—Quinn McDonald is experimenting with inks. There’s something to be said for that. She’s a creativity coach and art journaler.

Knowing When It’s Enough

When are you done? When is the art complete? When do you quit? All good questions, and all with similar answers.

This weekend, I was working with ink on watercolor paper. It’s a new technique I’m puzzling out, and the most critical element is knowing when to stop working. It’s incredibly easy to overwork the ink, and once it’s overworked the piece simply looks like a clean-up towel.

Here’s the first step:

Which actually can be left alone. But I wanted to add another layer. The next step promptly overworked it.
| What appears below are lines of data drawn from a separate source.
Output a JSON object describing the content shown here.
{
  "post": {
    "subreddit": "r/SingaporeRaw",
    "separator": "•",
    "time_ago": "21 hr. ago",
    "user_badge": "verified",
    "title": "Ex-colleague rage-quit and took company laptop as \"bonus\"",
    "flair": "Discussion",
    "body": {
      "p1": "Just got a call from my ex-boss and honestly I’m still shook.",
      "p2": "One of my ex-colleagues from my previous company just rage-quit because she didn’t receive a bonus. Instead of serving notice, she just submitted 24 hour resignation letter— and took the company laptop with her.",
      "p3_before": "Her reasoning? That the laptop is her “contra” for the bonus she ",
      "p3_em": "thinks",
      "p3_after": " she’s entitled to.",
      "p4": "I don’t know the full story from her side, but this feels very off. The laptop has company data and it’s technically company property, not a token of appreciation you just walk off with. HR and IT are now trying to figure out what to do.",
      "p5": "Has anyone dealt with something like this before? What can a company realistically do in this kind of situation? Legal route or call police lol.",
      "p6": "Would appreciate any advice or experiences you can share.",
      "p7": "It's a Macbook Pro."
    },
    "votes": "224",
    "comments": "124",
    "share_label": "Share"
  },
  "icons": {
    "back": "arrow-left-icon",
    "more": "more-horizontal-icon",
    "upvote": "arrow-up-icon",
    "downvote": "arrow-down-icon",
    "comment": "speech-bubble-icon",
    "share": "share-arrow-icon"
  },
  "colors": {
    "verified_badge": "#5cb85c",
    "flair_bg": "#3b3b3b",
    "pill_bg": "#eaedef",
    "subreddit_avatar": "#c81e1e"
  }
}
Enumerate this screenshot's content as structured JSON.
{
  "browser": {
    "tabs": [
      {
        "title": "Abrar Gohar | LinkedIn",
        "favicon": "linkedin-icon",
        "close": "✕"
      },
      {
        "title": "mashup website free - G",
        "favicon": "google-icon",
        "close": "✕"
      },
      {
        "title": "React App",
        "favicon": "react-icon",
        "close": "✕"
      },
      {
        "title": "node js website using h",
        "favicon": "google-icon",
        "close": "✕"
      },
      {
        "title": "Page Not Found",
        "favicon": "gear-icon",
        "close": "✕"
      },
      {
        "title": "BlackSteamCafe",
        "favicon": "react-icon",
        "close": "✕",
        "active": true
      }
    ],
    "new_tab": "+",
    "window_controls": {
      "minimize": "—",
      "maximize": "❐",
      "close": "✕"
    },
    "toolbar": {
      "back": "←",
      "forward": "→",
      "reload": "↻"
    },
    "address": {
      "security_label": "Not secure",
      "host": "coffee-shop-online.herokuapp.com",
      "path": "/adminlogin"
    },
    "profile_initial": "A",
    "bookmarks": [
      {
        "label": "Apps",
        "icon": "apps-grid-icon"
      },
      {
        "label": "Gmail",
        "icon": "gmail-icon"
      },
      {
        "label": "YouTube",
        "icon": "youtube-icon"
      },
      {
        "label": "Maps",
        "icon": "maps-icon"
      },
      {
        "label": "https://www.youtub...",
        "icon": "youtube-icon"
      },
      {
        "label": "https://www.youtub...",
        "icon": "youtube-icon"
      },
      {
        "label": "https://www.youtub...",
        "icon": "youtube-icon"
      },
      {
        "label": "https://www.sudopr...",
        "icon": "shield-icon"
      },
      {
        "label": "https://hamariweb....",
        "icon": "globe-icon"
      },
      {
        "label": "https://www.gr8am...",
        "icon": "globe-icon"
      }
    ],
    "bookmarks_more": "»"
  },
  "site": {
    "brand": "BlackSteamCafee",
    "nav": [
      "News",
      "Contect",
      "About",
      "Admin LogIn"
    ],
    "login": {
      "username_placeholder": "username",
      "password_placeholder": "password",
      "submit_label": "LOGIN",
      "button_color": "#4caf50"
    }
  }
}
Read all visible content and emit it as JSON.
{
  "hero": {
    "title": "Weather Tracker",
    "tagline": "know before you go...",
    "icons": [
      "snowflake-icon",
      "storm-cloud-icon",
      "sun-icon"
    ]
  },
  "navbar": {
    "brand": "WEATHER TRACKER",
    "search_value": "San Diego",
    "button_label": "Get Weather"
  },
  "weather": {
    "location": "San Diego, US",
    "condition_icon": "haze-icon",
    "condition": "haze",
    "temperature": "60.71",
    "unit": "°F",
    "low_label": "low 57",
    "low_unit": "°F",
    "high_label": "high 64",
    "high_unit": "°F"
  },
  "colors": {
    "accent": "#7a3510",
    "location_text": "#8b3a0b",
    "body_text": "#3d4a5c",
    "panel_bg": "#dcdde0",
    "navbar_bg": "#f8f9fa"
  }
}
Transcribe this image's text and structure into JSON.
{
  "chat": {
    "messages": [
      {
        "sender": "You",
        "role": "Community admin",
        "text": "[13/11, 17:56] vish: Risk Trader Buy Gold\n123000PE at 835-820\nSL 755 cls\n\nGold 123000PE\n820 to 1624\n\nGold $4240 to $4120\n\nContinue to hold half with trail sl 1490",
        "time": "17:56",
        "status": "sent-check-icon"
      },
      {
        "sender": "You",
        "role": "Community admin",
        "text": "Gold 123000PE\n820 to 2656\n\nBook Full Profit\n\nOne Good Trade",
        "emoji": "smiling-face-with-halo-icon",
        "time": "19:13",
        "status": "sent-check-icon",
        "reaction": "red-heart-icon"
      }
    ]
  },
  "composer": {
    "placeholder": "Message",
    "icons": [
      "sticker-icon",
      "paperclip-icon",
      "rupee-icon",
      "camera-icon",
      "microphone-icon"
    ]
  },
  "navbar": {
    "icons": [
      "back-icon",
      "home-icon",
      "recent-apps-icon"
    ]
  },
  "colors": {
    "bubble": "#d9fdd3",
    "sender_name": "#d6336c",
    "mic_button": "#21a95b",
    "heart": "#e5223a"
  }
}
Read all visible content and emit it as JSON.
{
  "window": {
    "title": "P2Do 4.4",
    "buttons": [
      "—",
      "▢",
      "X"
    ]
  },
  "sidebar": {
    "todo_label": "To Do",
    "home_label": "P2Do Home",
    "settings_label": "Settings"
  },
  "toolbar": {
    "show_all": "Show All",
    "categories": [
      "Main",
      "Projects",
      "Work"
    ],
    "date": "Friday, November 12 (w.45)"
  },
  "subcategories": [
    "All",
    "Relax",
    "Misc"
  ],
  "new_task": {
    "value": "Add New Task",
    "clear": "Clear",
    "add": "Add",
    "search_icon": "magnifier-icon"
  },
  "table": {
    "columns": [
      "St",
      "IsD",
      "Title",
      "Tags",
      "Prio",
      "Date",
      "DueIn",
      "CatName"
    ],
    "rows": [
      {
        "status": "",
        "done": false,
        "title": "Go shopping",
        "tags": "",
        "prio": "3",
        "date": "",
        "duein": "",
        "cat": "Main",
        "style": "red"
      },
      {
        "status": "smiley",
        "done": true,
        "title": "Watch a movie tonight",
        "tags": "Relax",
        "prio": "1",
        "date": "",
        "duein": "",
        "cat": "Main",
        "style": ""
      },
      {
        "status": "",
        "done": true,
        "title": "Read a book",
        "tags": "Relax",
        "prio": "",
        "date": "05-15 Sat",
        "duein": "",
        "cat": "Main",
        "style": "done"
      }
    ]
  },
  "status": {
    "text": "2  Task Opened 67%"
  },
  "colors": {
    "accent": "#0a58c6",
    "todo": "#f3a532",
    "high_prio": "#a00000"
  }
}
So why didn’t I know that? Because I was willing to see what would happen if I tried another layer of ink. So the first reason you don’t quit is curiosity–seeing what will happen if you continue. When the urge to continue is  more interesting or compelling than the need to quit, you push on. If I had been perfectly satisfied with the results, I could have quit.

Another way to know you are finished is when the elements of design you had in mind are all in place. On this paper, I worked  in three stages. When working with ink pieces, it’s important to let one layer dry completely before the next one is started, or the ink will blur. Waiting allows time to make the decision to continue or decide the design is fine the way it is.

In the case of this piece, the black and gray sections were complete, but there was not enough contrast in the overall page. I added the yellow, which was interesting, but still not enough of a contrast. So I added the orange-red over the yellow, allowing both colors to show.

I knew I wasn’t done when the yellow didn’t achieve the purpose of contrast. I knew I was done when the branching edges completed a pleasing design. In other cases, you would continue when you cannot explain how your work is complete.

Ink on watercolor is a fairly tricky medium. You have to balance not being in control as well as controlling color choice and water amount. The medium doesn’t allow erasing, covering with gesso or not clicking “accept” and starting over, as you can with digital work in steps.

It was a mistake to add gold to this page. Not only was the choice in the yellow-green-gold color range, of which there was already too much,  but the eye can’t find a resting place, a catch with everything in one tone. The ink on the upper left looks like a three-legged blowfish sticking out its tongue. The lesson: knowing what you are doing and why. Here I knew why, but the what was a bad choice. Had I given the choice of shimmering ink more thought, I would have realized that I should have stopped after the background was still wet when I applied the second layer.

In this case, the shimmer worked far better.

It was right to choose the shimmer because there was a large, dark center that needed more definition. I left the lower right hand corner (which I love) alone, but did not expect it to carry the entire piece. Adding the shimmer ink gave the middle section texture and made both colors–the blue/gray and the violet, more visible. Knowing how strong (and how much space) the strongest part of a visual piece can carry is a way of knowing when the piece is complete.

These same decision-making questions work for other “should I quit?” questions, too. If one small and excellent part of a relationship can’t carry the rest of it, it may be time to add something to the relationship. But you have to know what and why.

Discovering that art answers are a bigger part of life is one of the reasons I do creative work. Because (you already know what’s coming) it makes meaning out of part of my life.

-Quinn McDonald is a creativity coach who is exploring the relationship between ink, water and paper, along with the rest of her life.